After mobs formed at an Apple store in East Beijing this week prompting concerns from government police, Apple decided to postpone retail sales of its newest iPhone 4S. It’s now only going to be available for online purchase for the time being.
The decision underscores rabid demand in China for Apple products. The market has quickly become the company’s second largest in terms of revenue and the country’s five retail outlets now support one-sixth of Apple’s total sales.
Like I said in September, the iPhone has become the most potent status symbol around for urban, white-collar Chinese consumers. It’s portable and visible wherever they go. It’s always on them, unlike clothes or fashion which might change from day to day. And at 4,988 renminbi ($790.93), it’s not cheap but it’s not out of reach. When I was there, iPhone owners would tell me that it wasn’t uncommon to save up for months or more than a year just to buy one. (Unlike the U.S., subsidized, post-paid plans are less common in China.)
Indeed, The New York Times said that migrant workers were being bussed in and paid 100 renminbi ($15.86) to scalp phones. Since Apple decided not to open the doors to its store in Sanlitun, a posh area that’s popular with expats in East Beijing, the migrant workers said they were only going to be paid 10 renminbi ($1.58) for food despite standing in freezing weather all night. It’s not clear how this will affect local sales over the next few months or weather it will dampen revenue growth in the country for the time being.
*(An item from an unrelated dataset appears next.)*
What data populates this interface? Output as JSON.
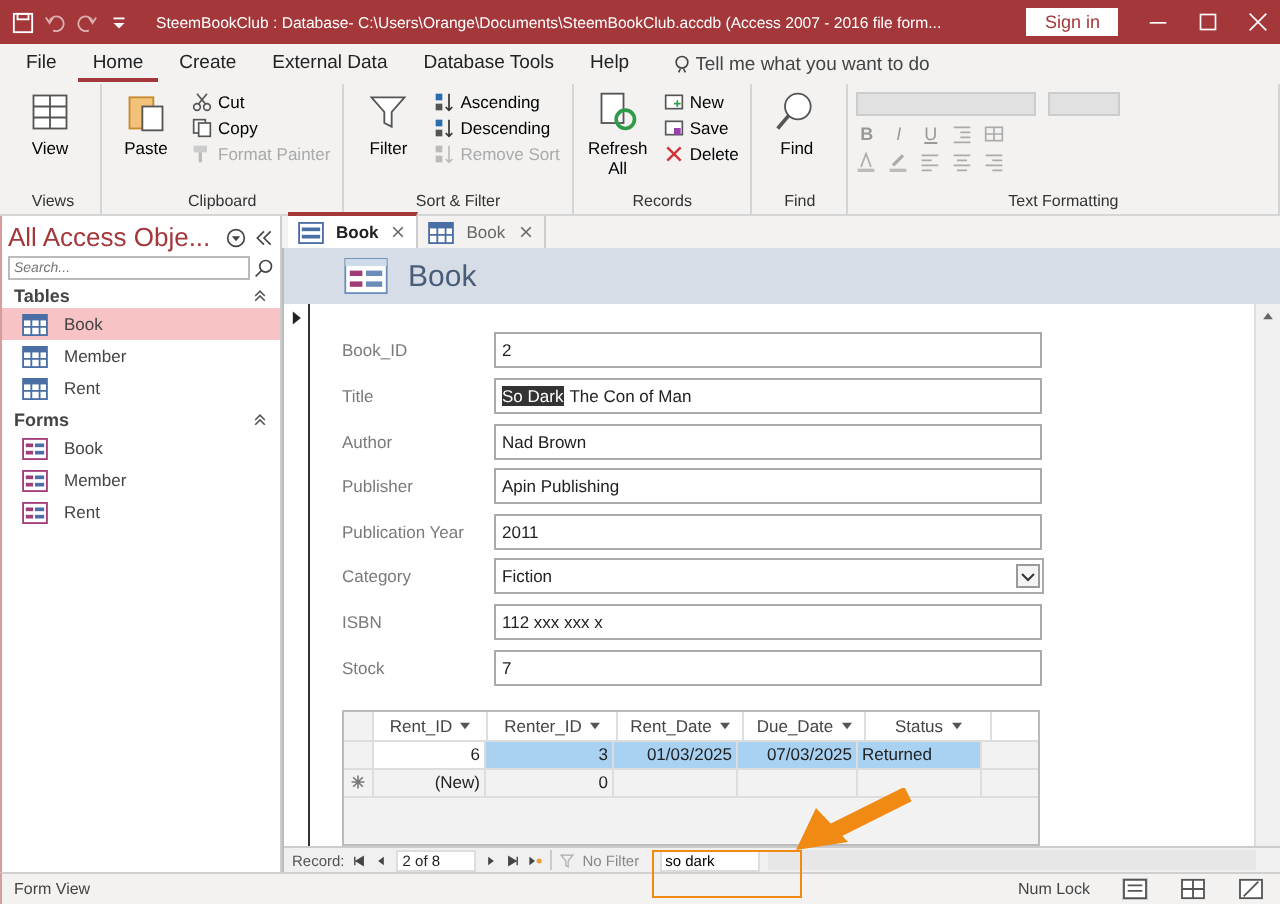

One factor that might have made the crowd a little crazier is that Apple decided to make the iPhone 4s available 10 days before Chinese New Years, when gifting family and friends is common.